“7,000, madam.” What, wait?! I thought it’s just 3,000?!
“No, you said 4,000.” He didn’t say anything but I’d like to be firm when shit goes down. I wanted to sound right.
“Really madam? Okay, then give the 4,000 to your driver.”
Huh. We win.
Not even halfway the drive, taxi boy asked me to move in front.
“It’s fine. I’m okay here.” I said. My mother always told me to sit at the back of the driver as it is the safest part of the car. He didn’t insist that I move to the front but he was driving like crazy! Not just him but the whole city! Colombo traffic is insane. I also hail from a heavy traffic country but ever since I left, I am not used to it anymore. This traffic is driving me nuts and I don’t have the patience for it. Can you imagine people driving fast despite being bumper to bumper? That’s Colombo.
I was about to fall asleep at the back when taxi boy asked me, “Madam, how old are you?”
“28? Why are you not married?!”
Are we back to this again? No. Please. Don’t.
I noticed it is unimaginable for Sri Lankans to meet someone like me – “unmarried’, “childless”, “alone.”
From one of my Georgian girl friends, I learned a social experiment called: if-you-cant-beat-them-try-harder. I tried it with him, the reverse psychology: “why are you married?” No harm, it’s just a question.
It was probably the first time he heard someone ask him this. He couldn’t respond mainly because, in this situation, neither of us were right. He realised he couldn’t be the righteous one just because he is married at 25.

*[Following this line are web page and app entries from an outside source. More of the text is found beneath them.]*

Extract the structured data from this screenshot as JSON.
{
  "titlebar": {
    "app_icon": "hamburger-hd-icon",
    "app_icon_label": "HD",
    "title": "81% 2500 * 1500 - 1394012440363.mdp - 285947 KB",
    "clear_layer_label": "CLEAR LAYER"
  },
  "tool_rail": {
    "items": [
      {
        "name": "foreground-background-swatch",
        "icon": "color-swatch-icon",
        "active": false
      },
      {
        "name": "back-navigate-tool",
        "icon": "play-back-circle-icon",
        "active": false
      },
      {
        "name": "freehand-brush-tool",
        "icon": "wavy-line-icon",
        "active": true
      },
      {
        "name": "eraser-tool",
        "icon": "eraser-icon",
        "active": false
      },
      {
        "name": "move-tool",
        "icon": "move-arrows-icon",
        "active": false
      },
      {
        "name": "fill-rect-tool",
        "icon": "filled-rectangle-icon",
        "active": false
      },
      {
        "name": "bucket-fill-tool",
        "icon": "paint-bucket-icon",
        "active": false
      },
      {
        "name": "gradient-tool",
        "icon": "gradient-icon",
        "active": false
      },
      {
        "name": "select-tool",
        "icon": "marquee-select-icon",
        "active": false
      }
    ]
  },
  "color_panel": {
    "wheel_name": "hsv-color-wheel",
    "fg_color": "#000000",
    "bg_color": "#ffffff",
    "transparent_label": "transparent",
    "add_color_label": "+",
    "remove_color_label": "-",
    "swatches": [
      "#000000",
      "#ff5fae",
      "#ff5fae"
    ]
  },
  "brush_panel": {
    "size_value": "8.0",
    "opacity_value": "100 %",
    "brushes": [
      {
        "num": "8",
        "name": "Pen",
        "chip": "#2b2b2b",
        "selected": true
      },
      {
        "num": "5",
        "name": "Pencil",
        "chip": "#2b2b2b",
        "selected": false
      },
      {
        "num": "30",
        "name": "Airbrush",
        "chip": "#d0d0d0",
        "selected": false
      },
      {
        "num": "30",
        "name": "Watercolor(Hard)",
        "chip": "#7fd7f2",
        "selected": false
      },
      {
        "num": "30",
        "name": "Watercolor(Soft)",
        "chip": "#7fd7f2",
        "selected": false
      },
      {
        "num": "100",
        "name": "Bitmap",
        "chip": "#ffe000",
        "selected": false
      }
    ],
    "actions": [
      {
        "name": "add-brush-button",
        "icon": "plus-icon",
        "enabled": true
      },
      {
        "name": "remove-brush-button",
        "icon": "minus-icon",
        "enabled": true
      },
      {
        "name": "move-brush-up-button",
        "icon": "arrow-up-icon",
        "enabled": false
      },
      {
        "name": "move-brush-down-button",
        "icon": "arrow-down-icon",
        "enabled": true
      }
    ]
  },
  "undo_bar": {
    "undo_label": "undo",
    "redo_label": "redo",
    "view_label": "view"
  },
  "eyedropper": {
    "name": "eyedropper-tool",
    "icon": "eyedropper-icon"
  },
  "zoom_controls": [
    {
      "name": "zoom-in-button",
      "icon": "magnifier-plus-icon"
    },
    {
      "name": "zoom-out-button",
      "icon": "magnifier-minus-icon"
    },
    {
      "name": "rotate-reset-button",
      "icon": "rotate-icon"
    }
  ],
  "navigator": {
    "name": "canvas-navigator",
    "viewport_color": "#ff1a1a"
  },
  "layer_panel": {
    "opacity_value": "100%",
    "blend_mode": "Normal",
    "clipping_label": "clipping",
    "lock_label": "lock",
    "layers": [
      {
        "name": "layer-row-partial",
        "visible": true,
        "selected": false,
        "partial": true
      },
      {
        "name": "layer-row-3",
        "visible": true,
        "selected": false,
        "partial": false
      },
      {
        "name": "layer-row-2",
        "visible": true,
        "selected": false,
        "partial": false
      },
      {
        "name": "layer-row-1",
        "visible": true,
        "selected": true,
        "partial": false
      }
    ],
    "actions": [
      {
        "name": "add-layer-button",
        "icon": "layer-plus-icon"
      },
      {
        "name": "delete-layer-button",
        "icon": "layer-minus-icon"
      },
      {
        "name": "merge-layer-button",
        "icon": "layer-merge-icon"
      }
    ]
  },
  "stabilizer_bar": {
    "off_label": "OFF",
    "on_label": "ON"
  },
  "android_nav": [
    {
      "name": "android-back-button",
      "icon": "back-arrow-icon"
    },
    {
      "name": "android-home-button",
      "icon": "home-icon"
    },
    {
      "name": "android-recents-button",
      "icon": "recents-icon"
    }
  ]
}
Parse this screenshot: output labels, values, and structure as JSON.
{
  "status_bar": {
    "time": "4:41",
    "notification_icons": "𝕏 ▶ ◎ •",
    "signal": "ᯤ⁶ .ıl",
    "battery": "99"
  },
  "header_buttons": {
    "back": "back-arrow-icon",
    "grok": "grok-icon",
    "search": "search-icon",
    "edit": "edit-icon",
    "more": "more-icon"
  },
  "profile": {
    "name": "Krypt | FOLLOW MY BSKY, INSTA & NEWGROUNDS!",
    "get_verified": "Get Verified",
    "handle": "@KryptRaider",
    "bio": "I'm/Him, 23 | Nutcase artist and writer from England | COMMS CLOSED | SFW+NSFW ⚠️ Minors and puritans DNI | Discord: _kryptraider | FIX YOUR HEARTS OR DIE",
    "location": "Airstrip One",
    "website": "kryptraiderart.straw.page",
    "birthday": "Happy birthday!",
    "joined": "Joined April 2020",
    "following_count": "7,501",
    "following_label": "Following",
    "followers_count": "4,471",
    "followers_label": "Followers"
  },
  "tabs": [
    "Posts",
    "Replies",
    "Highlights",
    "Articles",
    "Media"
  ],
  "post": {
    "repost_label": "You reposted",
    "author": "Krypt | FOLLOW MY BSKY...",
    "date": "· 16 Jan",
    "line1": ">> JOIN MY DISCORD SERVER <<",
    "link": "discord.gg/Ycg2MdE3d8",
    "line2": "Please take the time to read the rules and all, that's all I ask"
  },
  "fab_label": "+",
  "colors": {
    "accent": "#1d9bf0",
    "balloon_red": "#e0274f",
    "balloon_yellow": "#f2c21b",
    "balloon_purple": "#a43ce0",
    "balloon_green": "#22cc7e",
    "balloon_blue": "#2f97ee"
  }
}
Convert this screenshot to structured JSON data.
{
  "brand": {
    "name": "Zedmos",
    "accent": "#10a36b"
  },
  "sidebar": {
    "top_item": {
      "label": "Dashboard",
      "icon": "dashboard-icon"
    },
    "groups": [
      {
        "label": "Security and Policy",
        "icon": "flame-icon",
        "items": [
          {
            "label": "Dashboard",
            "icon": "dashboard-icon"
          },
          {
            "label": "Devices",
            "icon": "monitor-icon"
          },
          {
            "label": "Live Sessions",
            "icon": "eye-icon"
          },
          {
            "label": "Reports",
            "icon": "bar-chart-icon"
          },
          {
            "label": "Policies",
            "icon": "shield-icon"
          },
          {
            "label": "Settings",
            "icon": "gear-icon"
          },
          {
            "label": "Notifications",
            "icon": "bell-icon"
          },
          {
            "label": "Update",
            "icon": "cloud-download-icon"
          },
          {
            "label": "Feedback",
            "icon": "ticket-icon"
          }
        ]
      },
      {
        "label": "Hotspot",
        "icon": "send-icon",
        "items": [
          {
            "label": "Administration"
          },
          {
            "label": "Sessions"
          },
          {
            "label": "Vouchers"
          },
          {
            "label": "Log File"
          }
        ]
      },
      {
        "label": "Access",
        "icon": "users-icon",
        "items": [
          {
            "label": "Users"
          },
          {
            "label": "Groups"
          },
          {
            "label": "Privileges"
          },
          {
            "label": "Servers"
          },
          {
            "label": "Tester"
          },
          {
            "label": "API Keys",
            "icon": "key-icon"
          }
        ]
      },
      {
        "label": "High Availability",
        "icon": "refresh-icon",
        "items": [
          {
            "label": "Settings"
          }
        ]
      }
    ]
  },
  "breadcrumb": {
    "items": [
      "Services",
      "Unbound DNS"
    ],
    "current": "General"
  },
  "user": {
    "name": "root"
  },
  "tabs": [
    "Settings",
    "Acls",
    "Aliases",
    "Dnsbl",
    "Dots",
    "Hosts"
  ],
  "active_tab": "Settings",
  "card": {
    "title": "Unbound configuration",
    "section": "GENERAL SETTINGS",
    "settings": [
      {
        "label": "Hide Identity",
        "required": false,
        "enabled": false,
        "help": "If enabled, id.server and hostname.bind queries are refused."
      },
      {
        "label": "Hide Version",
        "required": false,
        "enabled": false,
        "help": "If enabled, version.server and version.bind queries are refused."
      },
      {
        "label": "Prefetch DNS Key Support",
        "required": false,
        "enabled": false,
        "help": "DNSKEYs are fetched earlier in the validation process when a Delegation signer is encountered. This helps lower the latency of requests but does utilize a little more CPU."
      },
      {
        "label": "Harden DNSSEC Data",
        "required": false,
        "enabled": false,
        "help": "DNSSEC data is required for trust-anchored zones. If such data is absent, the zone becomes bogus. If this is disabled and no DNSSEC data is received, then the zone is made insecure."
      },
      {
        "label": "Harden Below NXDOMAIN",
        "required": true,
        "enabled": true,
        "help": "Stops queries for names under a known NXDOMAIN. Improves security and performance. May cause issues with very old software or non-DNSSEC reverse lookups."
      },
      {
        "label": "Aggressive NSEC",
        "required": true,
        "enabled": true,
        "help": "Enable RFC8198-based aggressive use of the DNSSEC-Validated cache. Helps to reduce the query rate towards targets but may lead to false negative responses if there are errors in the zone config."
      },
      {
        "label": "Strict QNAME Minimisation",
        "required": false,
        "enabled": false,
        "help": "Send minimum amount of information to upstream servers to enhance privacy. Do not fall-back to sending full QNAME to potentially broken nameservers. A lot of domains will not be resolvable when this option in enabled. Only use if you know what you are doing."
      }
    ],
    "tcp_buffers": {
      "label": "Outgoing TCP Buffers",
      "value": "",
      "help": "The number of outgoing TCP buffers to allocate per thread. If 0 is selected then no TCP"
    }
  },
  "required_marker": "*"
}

And I know very well I can’t act like what I am doing in life is the right thing because there are no right or wrong life choices. There are only choices. Who decides what’s right or wrong anyway?
Through the silent ride, I really believe we both reflected on those choices, and that, we learned something from each other.
TO BE CONTINUED…
Trisha is on Instagram!